I spent this weekend in Miami (OK, Coral Gables) teaching the core Ops class for an executive MBA section. One of the topics we usually cover in the core (especially with execs) is the cash-to-cash cycle. The cash-to-cash cycle (intuitively) measures how long it takes a firm to capture the gain on its investment in inventory. Mathematically, it consists of days of inventory plus days of accounts receivable minus days of accounts payable. Thus when a firm purchases inventory, it takes a while for those goods to sell. It may then need to wait to collect cash from its customers. However, it may get credit from its suppliers so time in inventory may be offset by the time it has to pay its suppliers. Taken together, these measures give an idea of how effectively a firm uses its working capital. It also may suggest where the firm should target improvement. For example, benchmarking might show that its accounts receivable is out of whack with industry norms so that could be a real opportunity to pursue.
As I said, I had to teach this stuff this weekend.
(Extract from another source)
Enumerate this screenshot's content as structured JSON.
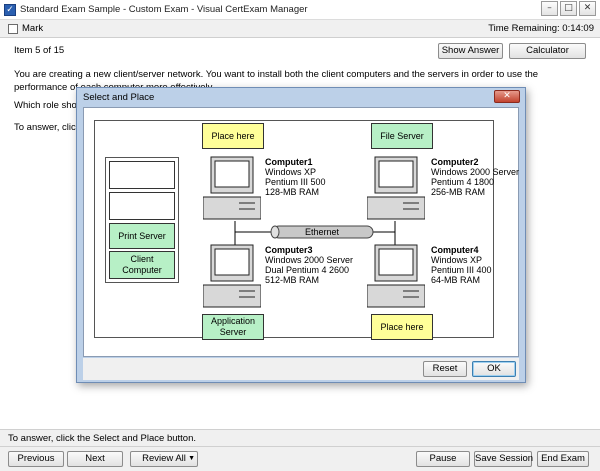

Fortuitously for me, Supply Chain Insights just happened to publish a whole report on the cash-to-cash cycle packed with data and eye candy (Supply Chain Metrics That Matter: A Closer Look at the Cash-To-Cash Cycle (2000-2012), Nov 11). To start with, here is some data on how cash-to-cash cycles vary across industries and over time.
There are a couple interesting things that jump out from this. First, there are some clear differences between industries. Pharmaceutical firms, for example, have a much different cash-to-cash cycle from everyone else. One would guess that this is what happens when, say, you sell a lot of stuff to government entities who take their sweet time paying. Consumer electronics firms, for example, don’t face such problems.
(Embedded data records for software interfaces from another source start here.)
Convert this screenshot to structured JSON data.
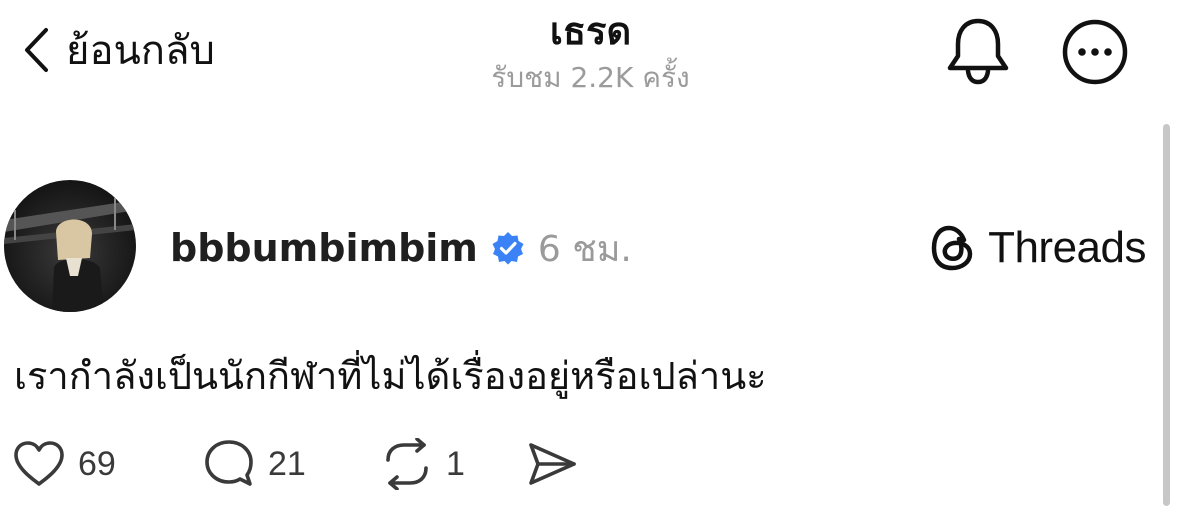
{
  "header": {
    "back_label": "ย้อนกลับ",
    "title": "เธรด",
    "subtitle": "รับชม 2.2K ครั้ง",
    "icons": {
      "back": "chevron-left-icon",
      "notifications": "bell-icon",
      "more": "more-horizontal-icon"
    }
  },
  "post": {
    "username": "bbbumbimbim",
    "verified": true,
    "time": "6 ชม.",
    "brand_label": "Threads",
    "text": "เรากำลังเป็นนักกีฬาที่ไม่ได้เรื่องอยู่หรือเปล่านะ",
    "actions": {
      "likes": "69",
      "replies": "21",
      "reposts": "1"
    }
  },
  "colors": {
    "verified_badge": "#3b82f6",
    "muted_text": "#9a9a9a",
    "scrollbar": "#c7c7c7"
  }
}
It is also interesting to see how different industries dealt with the recession. Most industries have a pretty significant drop in their cash-to-cash cycles. There are a couple plausible stories that could deliver this result. For one, firms may have aggressively paired inventory. That assumes that they were able to recognize the oncoming slow down quickly and throttle back production — or that they bit the bullet and wrote off a lot of stuff. Note that in most standard inventory models, one finds economies of scale so that higher demand might require an absolute higher amount of inventory but that will represent fewer days of demand. So this story would really be about firms contracting their business — killing product lines or leaving markets in order to weather the storm.
The other possibility is that firms got more aggressive in managing their accounts payable (something we have written about here and here). That would make sense to the extent that these are primarily large firms who would have some power over suppliers.
Obviously both of these could be going on. The accounts payable story could also help explain why cycle times don’t go up for many industries after the recession. Once you find a way to squeeze suppliers, it’s not clear that you have a reason to let go after the economy improves.
That’s all at the industry level. If you look at firms within an industry, you can see that different firms can have very different performance. To start with, looking at consumer electronics, one sees that one of these things is not like the others.
Apple is just different. They get to sit on other people’s money for a long time (i.e., they get their money from selling inventory before they have to pay their suppliers). There are a couple of things happening here. First, they have a lot of retail sales — either physical goods through their own stores or downloads through iTunes. They are not extending credit on those so their receivables is relatively small. Second, their inventory is stunning low (which we have written about before). In a sense, it’s not fair to compare them to Samsung and Panasonic who have a broader portfolio of products and sell in other, non-consumer markets. One suspects that if you looked a Samsung’s handset business in isolation it might look a lot more like Apple.
So consumer electronics firms aren’t necessarily very homogeneous. Car firms should be more similar to each other, right? Not necessarily.
So I must confess that I am at a bit of a loss to explain why there is so much variation in among carmakers. Daimler carries a lot more inventory than most of the other firms (Honda and VW also carry a fair amount). That may reflect longer lead times (since they have less North American production than GM and Ford). It may also reflect a different mix of business since Daimler also makes heavy trucks and competes in some other industrial markets.
The real head scratcher is Ford. Ford’s days of receivables are about three times higher than the industry average. To the extent that the bulk of their sales are going to be to their dealers, it is hard to imagine that they are offering very different terms than any other automaker.